By Jon Lees
Frankie Dettori has bagged the mount on one of the leading international runners at Royal Ascot after agreeing to partner top US turf sprinter Imprimis in the King’s Stand Stakes.
Dettori’s commitment to the Grade Two-winning five-year-old is being regarded as a massive vote of confidence by trainer Joe Orseno, who has never previously visited Britain.
Florida-based Orseno, 63, has trained more than 1,800 winners during a 42-year training career – and his big-race haul includes three Breeders’ Cup contests and a Preakness Stakes.
Imprimis defeated last year’s Diamond Jubilee Stakes third Bound For Nowhere when landing the Grade Two Shakertown Stakes at Keeneland last time out.
He is owned by Sam Ross and Mike Hall, who work in the oil and fracking industry in West Virginia and race as Breeze Easy Llc – whose colours were carried to Royal Ascot victory 12 months ago by Shang Shang Shang in the Norfolk Stakes.
“Last year the owners came over with another horse – they had some success and had such a great time they said they’d like to go back,” said Orseno.
“My horse was coming off a long lay-off, so we brought him back, ran him in a prep race for the Shakertown Stakes at Keeneland – and he won both races.
“We’re very excited at taking this on.
“It’s something they really wanted to do, and I just thought for the Breeders’ Cup it could be a good fit instead of staying in the States with him and shipping him all over.”
The Shakertown provided another example to Orseno that Imprimis can handle most scenarios.
“That day my horse stumbled out of the gate at Keeneland, kind of fell on his head and was way further back than he should have been – but he circled the field and ran down Bound For Nowhere.
“We know Bound For Nowhere is a good horse, who was competitive at Ascot last year, so it made us feel better about going over. Also being able to get Frankie Dettori on tells me he believes in the horse to accept the mount.
”I think this is the perfect horse to try this with. He can do just about anything. He could break and sit on or near the lead – he can come from off the pace and make one good run.
“The only thing I will tell Frankie is ‘good luck’. I would never give him instructions.
Orseno is not concerned about conditions, either.
“Imprimis handles a very soft turf course,” he added.
“When he won at Pimlico last year it poured so much they never should have run the race on grass. They were soaking way down to their knees – and he ran them down, looking like a good horse to win it.
“He handles a hard turf that he got at Gulfstream, and ran very fast fractions and won drawing away.

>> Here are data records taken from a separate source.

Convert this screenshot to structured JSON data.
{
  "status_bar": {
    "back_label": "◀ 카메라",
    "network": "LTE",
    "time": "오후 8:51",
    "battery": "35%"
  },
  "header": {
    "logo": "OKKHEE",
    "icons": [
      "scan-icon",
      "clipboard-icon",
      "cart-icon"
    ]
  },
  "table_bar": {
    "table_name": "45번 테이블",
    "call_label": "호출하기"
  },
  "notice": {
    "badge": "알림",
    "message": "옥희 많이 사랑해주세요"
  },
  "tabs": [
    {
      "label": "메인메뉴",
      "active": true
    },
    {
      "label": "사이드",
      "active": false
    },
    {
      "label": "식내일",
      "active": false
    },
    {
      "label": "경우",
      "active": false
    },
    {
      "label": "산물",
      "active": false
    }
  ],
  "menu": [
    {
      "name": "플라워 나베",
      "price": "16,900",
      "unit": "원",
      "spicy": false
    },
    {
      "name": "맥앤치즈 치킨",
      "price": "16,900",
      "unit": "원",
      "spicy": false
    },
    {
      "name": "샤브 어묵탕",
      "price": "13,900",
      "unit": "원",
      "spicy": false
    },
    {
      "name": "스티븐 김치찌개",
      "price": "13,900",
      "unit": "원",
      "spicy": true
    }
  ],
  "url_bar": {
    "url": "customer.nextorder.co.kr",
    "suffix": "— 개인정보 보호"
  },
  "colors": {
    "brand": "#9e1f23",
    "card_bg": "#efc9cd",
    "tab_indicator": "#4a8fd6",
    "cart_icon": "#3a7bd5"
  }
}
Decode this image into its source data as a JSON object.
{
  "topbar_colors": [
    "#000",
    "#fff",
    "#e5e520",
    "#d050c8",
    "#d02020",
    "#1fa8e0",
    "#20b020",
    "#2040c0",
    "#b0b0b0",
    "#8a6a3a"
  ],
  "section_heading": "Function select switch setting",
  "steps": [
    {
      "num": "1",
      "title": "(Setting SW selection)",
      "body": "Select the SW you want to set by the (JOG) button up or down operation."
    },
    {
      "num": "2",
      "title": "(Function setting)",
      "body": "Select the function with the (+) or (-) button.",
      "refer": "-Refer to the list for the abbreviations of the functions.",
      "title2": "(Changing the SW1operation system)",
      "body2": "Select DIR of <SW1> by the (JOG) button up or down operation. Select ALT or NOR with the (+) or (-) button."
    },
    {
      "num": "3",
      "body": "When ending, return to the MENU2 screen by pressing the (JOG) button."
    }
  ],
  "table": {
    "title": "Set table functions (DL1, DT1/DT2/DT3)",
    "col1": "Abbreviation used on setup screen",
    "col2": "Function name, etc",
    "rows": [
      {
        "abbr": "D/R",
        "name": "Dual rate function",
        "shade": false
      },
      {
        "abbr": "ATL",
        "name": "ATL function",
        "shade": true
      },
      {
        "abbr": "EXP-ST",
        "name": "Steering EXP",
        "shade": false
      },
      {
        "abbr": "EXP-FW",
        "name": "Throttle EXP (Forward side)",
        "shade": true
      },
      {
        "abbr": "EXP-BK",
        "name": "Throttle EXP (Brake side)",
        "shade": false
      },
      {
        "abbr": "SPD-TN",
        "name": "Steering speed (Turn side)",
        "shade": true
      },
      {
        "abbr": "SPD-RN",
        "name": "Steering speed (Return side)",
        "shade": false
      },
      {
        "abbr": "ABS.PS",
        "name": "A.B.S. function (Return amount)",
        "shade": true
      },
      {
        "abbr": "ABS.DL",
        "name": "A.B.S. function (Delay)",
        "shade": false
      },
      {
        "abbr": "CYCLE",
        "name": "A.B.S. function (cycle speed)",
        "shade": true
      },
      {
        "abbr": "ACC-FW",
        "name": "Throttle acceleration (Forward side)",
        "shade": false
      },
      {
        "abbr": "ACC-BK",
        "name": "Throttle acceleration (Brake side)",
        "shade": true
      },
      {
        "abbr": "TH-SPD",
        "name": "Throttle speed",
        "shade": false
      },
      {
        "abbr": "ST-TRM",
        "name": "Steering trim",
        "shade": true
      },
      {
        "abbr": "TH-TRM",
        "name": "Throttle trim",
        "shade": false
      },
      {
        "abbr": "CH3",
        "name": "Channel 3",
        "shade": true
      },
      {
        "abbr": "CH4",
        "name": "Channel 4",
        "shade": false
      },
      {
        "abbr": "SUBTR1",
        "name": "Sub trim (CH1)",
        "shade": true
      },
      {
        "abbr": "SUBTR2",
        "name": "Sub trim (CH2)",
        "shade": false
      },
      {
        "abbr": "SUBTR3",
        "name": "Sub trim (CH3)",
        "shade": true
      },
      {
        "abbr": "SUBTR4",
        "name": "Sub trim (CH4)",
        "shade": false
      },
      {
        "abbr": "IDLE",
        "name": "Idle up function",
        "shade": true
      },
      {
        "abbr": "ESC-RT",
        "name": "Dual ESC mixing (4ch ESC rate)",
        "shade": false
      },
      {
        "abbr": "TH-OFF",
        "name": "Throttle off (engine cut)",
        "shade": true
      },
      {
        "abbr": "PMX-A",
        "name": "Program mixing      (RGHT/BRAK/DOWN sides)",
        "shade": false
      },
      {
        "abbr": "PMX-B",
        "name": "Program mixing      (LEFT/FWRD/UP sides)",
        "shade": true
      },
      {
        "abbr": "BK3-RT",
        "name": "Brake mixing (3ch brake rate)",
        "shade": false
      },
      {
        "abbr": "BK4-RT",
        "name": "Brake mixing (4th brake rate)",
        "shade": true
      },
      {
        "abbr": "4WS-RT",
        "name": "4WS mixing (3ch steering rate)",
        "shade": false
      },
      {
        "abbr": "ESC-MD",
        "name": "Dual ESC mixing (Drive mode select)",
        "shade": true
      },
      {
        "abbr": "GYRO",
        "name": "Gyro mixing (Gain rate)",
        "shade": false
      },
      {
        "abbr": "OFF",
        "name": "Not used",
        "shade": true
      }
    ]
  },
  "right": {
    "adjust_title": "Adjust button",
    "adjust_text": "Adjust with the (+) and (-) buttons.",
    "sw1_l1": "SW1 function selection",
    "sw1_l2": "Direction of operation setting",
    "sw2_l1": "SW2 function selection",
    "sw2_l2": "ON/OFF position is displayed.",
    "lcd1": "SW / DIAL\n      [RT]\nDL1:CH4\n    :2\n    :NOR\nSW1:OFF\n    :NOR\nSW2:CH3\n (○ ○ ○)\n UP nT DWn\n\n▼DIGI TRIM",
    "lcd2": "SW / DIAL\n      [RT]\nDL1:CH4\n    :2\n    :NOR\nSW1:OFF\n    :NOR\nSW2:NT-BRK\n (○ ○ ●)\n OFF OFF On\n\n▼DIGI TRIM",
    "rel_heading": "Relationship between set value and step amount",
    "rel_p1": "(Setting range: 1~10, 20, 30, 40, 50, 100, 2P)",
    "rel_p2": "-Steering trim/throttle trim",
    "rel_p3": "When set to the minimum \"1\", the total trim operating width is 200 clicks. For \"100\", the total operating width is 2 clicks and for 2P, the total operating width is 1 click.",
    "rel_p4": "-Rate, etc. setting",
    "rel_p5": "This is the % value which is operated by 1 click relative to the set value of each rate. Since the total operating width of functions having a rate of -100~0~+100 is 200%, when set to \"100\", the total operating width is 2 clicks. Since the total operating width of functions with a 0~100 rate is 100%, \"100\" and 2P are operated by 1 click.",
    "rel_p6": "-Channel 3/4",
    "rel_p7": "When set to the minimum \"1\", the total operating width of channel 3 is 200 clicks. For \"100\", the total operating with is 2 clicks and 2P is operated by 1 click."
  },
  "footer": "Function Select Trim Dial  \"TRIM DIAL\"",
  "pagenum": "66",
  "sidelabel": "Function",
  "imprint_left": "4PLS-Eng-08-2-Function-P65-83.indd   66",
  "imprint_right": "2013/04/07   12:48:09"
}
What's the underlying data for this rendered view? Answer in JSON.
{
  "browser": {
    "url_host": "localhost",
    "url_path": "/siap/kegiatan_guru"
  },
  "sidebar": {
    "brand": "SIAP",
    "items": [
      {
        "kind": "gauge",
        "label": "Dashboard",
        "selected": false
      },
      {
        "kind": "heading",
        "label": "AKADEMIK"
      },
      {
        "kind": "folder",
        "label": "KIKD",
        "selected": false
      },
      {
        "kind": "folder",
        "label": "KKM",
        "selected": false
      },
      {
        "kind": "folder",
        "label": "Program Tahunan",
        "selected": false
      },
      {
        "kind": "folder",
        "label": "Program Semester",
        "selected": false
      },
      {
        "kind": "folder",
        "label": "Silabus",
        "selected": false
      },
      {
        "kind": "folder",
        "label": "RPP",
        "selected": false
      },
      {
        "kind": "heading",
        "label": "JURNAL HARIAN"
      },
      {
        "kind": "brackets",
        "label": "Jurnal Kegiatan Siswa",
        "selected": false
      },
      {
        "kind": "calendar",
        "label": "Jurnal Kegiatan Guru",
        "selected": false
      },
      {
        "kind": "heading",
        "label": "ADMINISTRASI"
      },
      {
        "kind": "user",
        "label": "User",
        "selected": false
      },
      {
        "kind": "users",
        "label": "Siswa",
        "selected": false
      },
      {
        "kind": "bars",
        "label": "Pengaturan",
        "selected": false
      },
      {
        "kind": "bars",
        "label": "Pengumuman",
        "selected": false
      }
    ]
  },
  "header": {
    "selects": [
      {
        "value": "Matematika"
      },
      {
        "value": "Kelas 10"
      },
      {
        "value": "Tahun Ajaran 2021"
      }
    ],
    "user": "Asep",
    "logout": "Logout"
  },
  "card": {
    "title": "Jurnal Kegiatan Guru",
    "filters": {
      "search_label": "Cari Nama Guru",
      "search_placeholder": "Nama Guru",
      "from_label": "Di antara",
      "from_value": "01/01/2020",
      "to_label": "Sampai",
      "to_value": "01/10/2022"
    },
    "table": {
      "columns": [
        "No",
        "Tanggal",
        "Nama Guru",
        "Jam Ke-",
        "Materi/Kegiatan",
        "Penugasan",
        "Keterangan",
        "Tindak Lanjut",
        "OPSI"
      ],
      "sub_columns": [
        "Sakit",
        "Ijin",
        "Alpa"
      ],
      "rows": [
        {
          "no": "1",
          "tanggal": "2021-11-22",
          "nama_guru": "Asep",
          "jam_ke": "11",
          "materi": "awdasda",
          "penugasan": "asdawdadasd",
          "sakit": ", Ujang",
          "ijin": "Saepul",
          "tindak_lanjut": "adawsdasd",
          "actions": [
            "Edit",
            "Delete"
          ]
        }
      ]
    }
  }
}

“I know it’s a little incline at the end of the race – which is why I opted for the five-furlong King’s Stand instead of the Diamond Jubilee. I thought it could fit him better and he could give 100 per cent of everything he had.”
Imprimis was partnered to his two latest wins by Paco Lopez, who has not been in action since last month when he was hit with a 60-day ban (reduced to 30 on appeal) for continuous careless riding.
However, Dettori was fist choice in any event.
Orseno added: “The truth is we spoke about it at length, about having a rider that knows the course.
“My first preference was Frankie. I don’t think we’d have brought Paco over anyway, because we wanted somebody who was familiar with how to ride that course.”
Imprimis will have his final gallop at Gulfstream Park this weekend and is set to fly to England on June 2, and will board at Manton.
Orseno has 35 horses and has trained such as Macho Uno (Breeders’ Cup Juvenile), Golden Missile (Pimlico Special and Stephen Foster), Perfect Sting (Breeders’ Cup Filly & Mare Turf) and Red Bullet – who shocked the odds-on Kentucky Derby winner Fusaichi Pegasus in the 2000 Preakness.
“I go into every race thinking I belong in there and have a shot,” he said.
“The odds might say it’s an upset – but the day we won the Preakness, I totally expected to win that race. My horse was training so well.
“Perfect Sting was in a very tough race, and the Europeans were the favourites, but she brought her A-game.
“It’s about having your horse ready for a particular day – and right now Imprimis is on top of his game. I wish the race was tomorrow.”